Love sipping a good mojito, frozen daiquiri or Cuba Libre?
If you’re a devoted rum drinker, here are some fun facts, trivia and background you might be interested to know about the friendly spirit.
Where did rum originally come from?
Rum hails primarily from the Caribbean, with a few caveats.
“One of the first references to rum in modern historical context was documented in the 1650s in Barbados,” says Andrew Lohfeld, co-owner of the Roulaison Distilling Co. in New Orleans.
Louisiana’s hot and humid climate lends perfectly to growing sugarcane — rum’s main ingredient — allowing an up-and-coming distillery to predict the spirit’s successful future.
“Wherever sugarcane grows and moves through trade shipping channels, you’ll start to see the presence of sugarcane-based spirits. At one time, England was the controlling power when it came to rum production, but there’s also been evidence of early production by the French, Spanish, Dutch and Portuguese.”
While it’s most closely associated with tropical islands, many countries around the world produce rum these days, each putting their own interpretation on the finished product.
Where does rum fit within the greater context of American spirits?
Although many people often consider bourbon to be America’s true native spirit, rum was actually imported and produced in the earliest settled colonies of Boston, Charleston and Staten Island back in the 1600s and 1700s. Beyond drinking for pleasure, it was even sometimes used as a form of currency.
The current Tiki cocktail trend of recent years has helped feed demand for a rum renaissance here in America, leading to a fresh emerging slate of new distilleries all around the country — especially in sugarcane-growing regions and states such as Florida and Louisiana.
What’s the main ingredient in rum?
Sugar, whether derived from fresh sugarcane juice, sugarcane syrup or molasses, is the primary building block when it comes to making rum. As with beer and many other spirits, the process also incorporates water and yeast to encourage fermentation before distillation takes place to filter off the alcoholic byproduct.
Spiced rums might include the addition of cinnamon, vanilla, ginger, clove, nutmeg or other flavoring agents. Finished rum can be sipped straight off the still or stored in oak barrels for aging.
Similar to wine, rum’s inherent flavor characteristics depend heavily on terroir — the distinctive qualities of the sugar that’s derived through the growing conditions and geographic location from which it was harvested.
What is rhum agricole?
A term that might pop up from time to time in your rum research, rhum agricole refers to a fresh sugarcane juice-based style of rum produced exclusively in the French West Indies.
What’s the difference between light rum and dark rum?
Lohfeld offers this fairly simple explanation.
“Light rum typically refers to the flavor; dark rum refers to the color,” he describes. “Light rum is usually distilled at a much higher proof, often to compensate for a lower-quality sugar source and lower-quality fermentation.”
Adding caramel flavor and/or aging in oak barrels are the key factors that lend gold or dark rum its distinctive coloring.

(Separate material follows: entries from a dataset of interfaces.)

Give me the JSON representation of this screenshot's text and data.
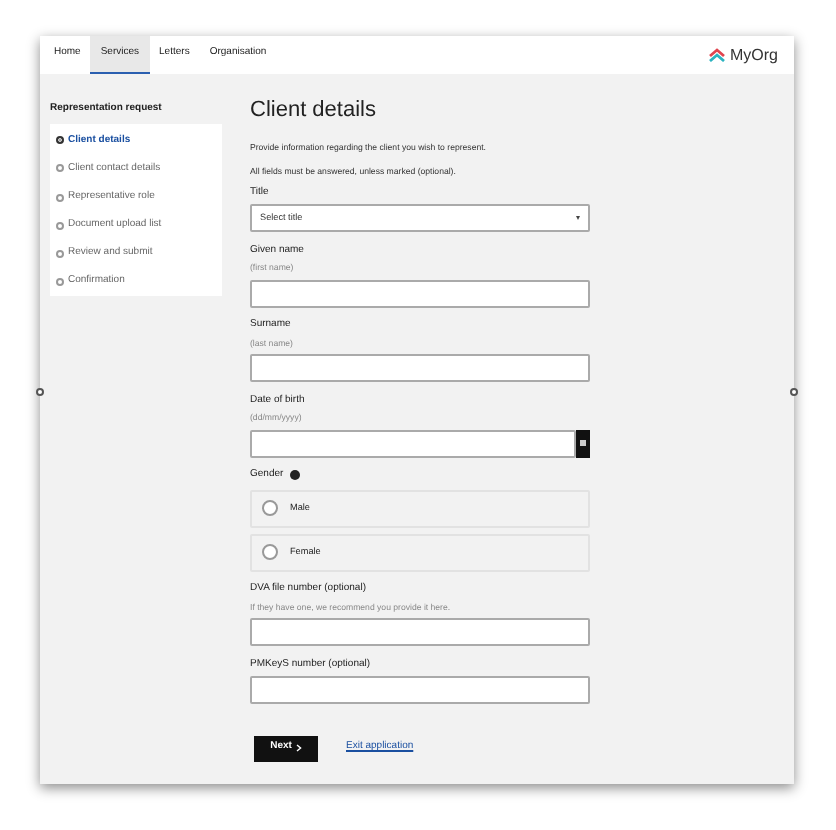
{
  "nav": {
    "tabs": [
      {
        "label": "Home",
        "selected": false
      },
      {
        "label": "Services",
        "selected": true
      },
      {
        "label": "Letters",
        "selected": false
      },
      {
        "label": "Organisation",
        "selected": false
      }
    ],
    "logo": "MyOrg"
  },
  "sidebar": {
    "title": "Representation request",
    "steps": [
      {
        "label": "Client details",
        "selected": true
      },
      {
        "label": "Client contact details",
        "selected": false
      },
      {
        "label": "Representative role",
        "selected": false
      },
      {
        "label": "Document upload list",
        "selected": false
      },
      {
        "label": "Review and submit",
        "selected": false
      },
      {
        "label": "Confirmation",
        "selected": false
      }
    ]
  },
  "form": {
    "title": "Client details",
    "intro": [
      "Provide information regarding the client you wish to represent.",
      "All fields must be answered, unless marked (optional)."
    ],
    "fields": [
      {
        "kind": "select",
        "label": "Title",
        "placeholder": "Select title"
      },
      {
        "kind": "text",
        "label": "Given name",
        "hint": "(first name)"
      },
      {
        "kind": "text",
        "label": "Surname",
        "hint": "(last name)"
      },
      {
        "kind": "date",
        "label": "Date of birth",
        "hint": "(dd/mm/yyyy)"
      },
      {
        "kind": "radio",
        "label": "Gender",
        "options": [
          {
            "label": "Male",
            "selected": false
          },
          {
            "label": "Female",
            "selected": false
          }
        ]
      },
      {
        "kind": "text",
        "label": "DVA file number (optional)",
        "hint": "If they have one, we recommend you provide it here."
      },
      {
        "kind": "text",
        "label": "PMKeyS number (optional)"
      }
    ],
    "next_button": "Next",
    "exit_link": "Exit application"
  }
}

What is “navy-strength” rum?
Not for the faint of heart, or stomach, “navy-strength” — AKA “overproof” — rum clocks in between 54 to 57 percent alcohol by volume (ABV) or higher.
After the British Royal Navy invaded Jamaica in 1655, ship pursers began allotting each sailor a daily ration of rum to replace their usual apt-to-spoil brandy allotment, and would test the rum for high proof by mixing it with gunpowder and igniting it.

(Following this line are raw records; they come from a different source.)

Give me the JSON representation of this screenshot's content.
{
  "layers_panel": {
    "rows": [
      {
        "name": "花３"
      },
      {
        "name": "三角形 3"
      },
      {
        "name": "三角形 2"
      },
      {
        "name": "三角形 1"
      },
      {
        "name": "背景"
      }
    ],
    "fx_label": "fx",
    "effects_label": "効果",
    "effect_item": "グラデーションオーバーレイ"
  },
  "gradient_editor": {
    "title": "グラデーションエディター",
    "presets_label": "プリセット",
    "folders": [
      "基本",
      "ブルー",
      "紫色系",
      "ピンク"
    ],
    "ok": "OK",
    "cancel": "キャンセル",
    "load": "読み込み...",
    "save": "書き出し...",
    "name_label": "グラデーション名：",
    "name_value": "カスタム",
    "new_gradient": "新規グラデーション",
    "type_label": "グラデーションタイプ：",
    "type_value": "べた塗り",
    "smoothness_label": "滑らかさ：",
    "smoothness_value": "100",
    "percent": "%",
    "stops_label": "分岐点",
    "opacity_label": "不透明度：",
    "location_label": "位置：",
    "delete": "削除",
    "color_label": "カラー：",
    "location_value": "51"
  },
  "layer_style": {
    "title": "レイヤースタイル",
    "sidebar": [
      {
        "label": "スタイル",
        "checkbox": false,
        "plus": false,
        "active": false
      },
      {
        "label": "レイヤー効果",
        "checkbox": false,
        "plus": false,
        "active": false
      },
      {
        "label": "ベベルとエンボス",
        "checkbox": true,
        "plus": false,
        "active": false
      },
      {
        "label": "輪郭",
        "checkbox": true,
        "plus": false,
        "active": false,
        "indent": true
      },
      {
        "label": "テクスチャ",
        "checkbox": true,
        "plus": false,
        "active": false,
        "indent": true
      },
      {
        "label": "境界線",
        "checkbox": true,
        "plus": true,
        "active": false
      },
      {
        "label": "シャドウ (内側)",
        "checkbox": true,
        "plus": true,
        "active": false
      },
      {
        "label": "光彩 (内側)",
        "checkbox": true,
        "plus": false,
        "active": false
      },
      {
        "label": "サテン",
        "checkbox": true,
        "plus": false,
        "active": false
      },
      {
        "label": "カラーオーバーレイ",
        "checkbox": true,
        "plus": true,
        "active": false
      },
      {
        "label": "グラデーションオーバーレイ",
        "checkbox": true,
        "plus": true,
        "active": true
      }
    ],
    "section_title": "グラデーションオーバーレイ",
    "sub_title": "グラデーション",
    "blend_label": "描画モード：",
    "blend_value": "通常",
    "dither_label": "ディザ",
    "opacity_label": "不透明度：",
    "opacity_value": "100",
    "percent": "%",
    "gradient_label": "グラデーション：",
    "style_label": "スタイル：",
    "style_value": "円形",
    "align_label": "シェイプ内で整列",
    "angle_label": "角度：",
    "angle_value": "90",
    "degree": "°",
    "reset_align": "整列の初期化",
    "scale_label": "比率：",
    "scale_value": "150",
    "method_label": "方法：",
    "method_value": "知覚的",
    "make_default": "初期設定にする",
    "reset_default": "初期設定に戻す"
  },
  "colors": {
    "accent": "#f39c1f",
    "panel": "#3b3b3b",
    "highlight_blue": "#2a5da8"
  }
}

What’s the most popular rum mixer?
Rum’s sugar base plays nicely with most sweet fruit juices, particularly the tropical varieties like pineapple, lime, coconut and passion fruit. However, rum also pairs well with cola, ginger ale, ginger beer and other carbonated sodas.
How did the Hurricane originate?
Invented at Pat O’Brien’s in the New Orleans French Quarter, the city’s signature Hurricane cocktail was created in the 1940s as a way to utilize an abundance of rum traveling up the Mississippi River from the Caribbean islands at the time. Traditionally served in a fancy hurricane lamp-shaped glass, the potent beverage usually includes several shots of rum and has become a must-order tradition when in the Big Easy.
Thirsty? Learn how to make a Hurricane and other rum cocktails, here.